DATA TO PROCESS:
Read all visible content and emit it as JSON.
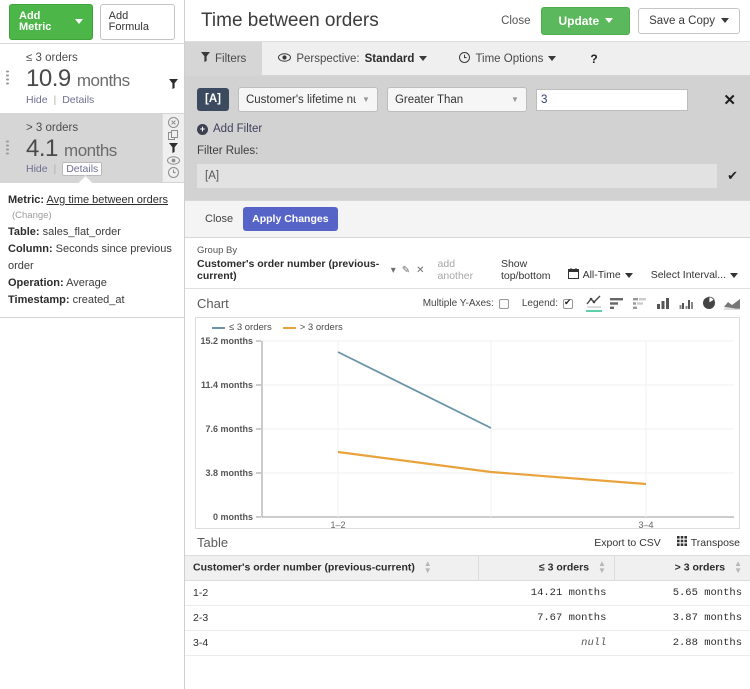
{
  "sidebar": {
    "toolbar": {
      "add_metric": "Add Metric",
      "add_formula": "Add Formula"
    },
    "cards": [
      {
        "label": "≤ 3 orders",
        "value": "10.9",
        "unit": "months",
        "hide": "Hide",
        "details": "Details"
      },
      {
        "label": "> 3 orders",
        "value": "4.1",
        "unit": "months",
        "hide": "Hide",
        "details": "Details"
      }
    ],
    "details": {
      "metric_key": "Metric:",
      "metric_value": "Avg time between orders",
      "change": "(Change)",
      "table_key": "Table:",
      "table_value": "sales_flat_order",
      "column_key": "Column:",
      "column_value": "Seconds since previous order",
      "operation_key": "Operation:",
      "operation_value": "Average",
      "timestamp_key": "Timestamp:",
      "timestamp_value": "created_at"
    }
  },
  "header": {
    "title": "Time between orders",
    "close": "Close",
    "update": "Update",
    "save_copy": "Save a Copy"
  },
  "tabs": [
    {
      "label": "Filters",
      "icon": "filter-icon"
    },
    {
      "label": "Perspective:",
      "value": "Standard",
      "icon": "eye-icon"
    },
    {
      "label": "Time Options",
      "icon": "clock-icon"
    },
    {
      "label": "?",
      "icon": "help-icon"
    }
  ],
  "filter_panel": {
    "tag": "[A]",
    "field": "Customer's lifetime num...",
    "operator": "Greater Than",
    "value": "3",
    "add_filter": "Add Filter",
    "filter_rules_label": "Filter Rules:",
    "rule_expression": "[A]",
    "close": "Close",
    "apply": "Apply Changes"
  },
  "groupby": {
    "caption": "Group By",
    "dimension": "Customer's order number (previous-current)",
    "add_another": "add another",
    "show_top_bottom": "Show top/bottom",
    "time_range": "All-Time",
    "interval": "Select Interval..."
  },
  "chart_panel": {
    "caption": "Chart",
    "multiple_y_axes_label": "Multiple Y-Axes:",
    "multiple_y_axes_checked": false,
    "legend_label": "Legend:",
    "legend_checked": true,
    "types": [
      "line-chart-icon",
      "horizontal-bar-chart-icon",
      "stacked-bar-chart-icon",
      "column-chart-icon",
      "grouped-column-chart-icon",
      "pie-chart-icon",
      "area-chart-icon"
    ],
    "active_type": "line-chart-icon"
  },
  "table_panel": {
    "caption": "Table",
    "export_csv": "Export to CSV",
    "transpose": "Transpose",
    "columns": [
      "Customer's order number (previous-current)",
      "≤ 3 orders",
      "> 3 orders"
    ],
    "rows": [
      {
        "group": "1-2",
        "le3": "14.21  months",
        "gt3": "5.65  months"
      },
      {
        "group": "2-3",
        "le3": "7.67  months",
        "gt3": "3.87  months"
      },
      {
        "group": "3-4",
        "le3": "null",
        "gt3": "2.88  months"
      }
    ]
  },
  "chart_data": {
    "type": "line",
    "title": "",
    "xlabel": "",
    "ylabel": "months",
    "categories": [
      "1-2",
      "2-3",
      "3-4"
    ],
    "xtick_labels": [
      "1-2",
      "3-4"
    ],
    "ytick_labels": [
      "15.2 months",
      "11.4 months",
      "7.6 months",
      "3.8 months",
      "0 months"
    ],
    "ylim": [
      0,
      15.2
    ],
    "yticks": [
      0,
      3.8,
      7.6,
      11.4,
      15.2
    ],
    "grid": true,
    "legend": "top-left",
    "series": [
      {
        "name": "≤ 3 orders",
        "color": "#6a93ab",
        "values": [
          14.21,
          7.67,
          null
        ]
      },
      {
        "name": "> 3 orders",
        "color": "#e8a33d",
        "values": [
          5.65,
          3.87,
          2.88
        ]
      }
    ]
  },
  "colors": {
    "accent_green": "#4cb748",
    "update_green": "#5cb85c",
    "apply_blue": "#5664c8",
    "tag_navy": "#3c4a60",
    "series_blue": "#6a93ab",
    "series_orange": "#e8a33d",
    "active_tab_underline": "#5fcfa8"
  }
}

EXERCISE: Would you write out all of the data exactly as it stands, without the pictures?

EXPECTED ANSWER:
Read all visible content and emit it as JSON.
{
  "sidebar": {
    "toolbar": {
      "add_metric": "Add Metric",
      "add_formula": "Add Formula"
    },
    "cards": [
      {
        "label": "≤ 3 orders",
        "value": "10.9",
        "unit": "months",
        "hide": "Hide",
        "details": "Details"
      },
      {
        "label": "> 3 orders",
        "value": "4.1",
        "unit": "months",
        "hide": "Hide",
        "details": "Details"
      }
    ],
    "details": {
      "metric_key": "Metric:",
      "metric_value": "Avg time between orders",
      "change": "(Change)",
      "table_key": "Table:",
      "table_value": "sales_flat_order",
      "column_key": "Column:",
      "column_value": "Seconds since previous order",
      "operation_key": "Operation:",
      "operation_value": "Average",
      "timestamp_key": "Timestamp:",
      "timestamp_value": "created_at"
    }
  },
  "header": {
    "title": "Time between orders",
    "close": "Close",
    "update": "Update",
    "save_copy": "Save a Copy"
  },
  "tabs": [
    {
      "label": "Filters",
      "icon": "filter-icon"
    },
    {
      "label": "Perspective:",
      "value": "Standard",
      "icon": "eye-icon"
    },
    {
      "label": "Time Options",
      "icon": "clock-icon"
    },
    {
      "label": "?",
      "icon": "help-icon"
    }
  ],
  "filter_panel": {
    "tag": "[A]",
    "field": "Customer's lifetime num...",
    "operator": "Greater Than",
    "value": "3",
    "add_filter": "Add Filter",
    "filter_rules_label": "Filter Rules:",
    "rule_expression": "[A]",
    "close": "Close",
    "apply": "Apply Changes"
  },
  "groupby": {
    "caption": "Group By",
    "dimension": "Customer's order number (previous-current)",
    "add_another": "add another",
    "show_top_bottom": "Show top/bottom",
    "time_range": "All-Time",
    "interval": "Select Interval..."
  },
  "chart_panel": {
    "caption": "Chart",
    "multiple_y_axes_label": "Multiple Y-Axes:",
    "multiple_y_axes_checked": false,
    "legend_label": "Legend:",
    "legend_checked": true,
    "types": [
      "line-chart-icon",
      "horizontal-bar-chart-icon",
      "stacked-bar-chart-icon",
      "column-chart-icon",
      "grouped-column-chart-icon",
      "pie-chart-icon",
      "area-chart-icon"
    ],
    "active_type": "line-chart-icon"
  },
  "table_panel": {
    "caption": "Table",
    "export_csv": "Export to CSV",
    "transpose": "Transpose",
    "columns": [
      "Customer's order number (previous-current)",
      "≤ 3 orders",
      "> 3 orders"
    ],
    "rows": [
      {
        "group": "1-2",
        "le3": "14.21  months",
        "gt3": "5.65  months"
      },
      {
        "group": "2-3",
        "le3": "7.67  months",
        "gt3": "3.87  months"
      },
      {
        "group": "3-4",
        "le3": "null",
        "gt3": "2.88  months"
      }
    ]
  },
  "chart_data": {
    "type": "line",
    "title": "",
    "xlabel": "",
    "ylabel": "months",
    "categories": [
      "1-2",
      "2-3",
      "3-4"
    ],
    "xtick_labels": [
      "1-2",
      "3-4"
    ],
    "ytick_labels": [
      "15.2 months",
      "11.4 months",
      "7.6 months",
      "3.8 months",
      "0 months"
    ],
    "ylim": [
      0,
      15.2
    ],
    "yticks": [
      0,
      3.8,
      7.6,
      11.4,
      15.2
    ],
    "grid": true,
    "legend": "top-left",
    "series": [
      {
        "name": "≤ 3 orders",
        "color": "#6a93ab",
        "values": [
          14.21,
          7.67,
          null
        ]
      },
      {
        "name": "> 3 orders",
        "color": "#e8a33d",
        "values": [
          5.65,
          3.87,
          2.88
        ]
      }
    ]
  },
  "colors": {
    "accent_green": "#4cb748",
    "update_green": "#5cb85c",
    "apply_blue": "#5664c8",
    "tag_navy": "#3c4a60",
    "series_blue": "#6a93ab",
    "series_orange": "#e8a33d",
    "active_tab_underline": "#5fcfa8"
  }
}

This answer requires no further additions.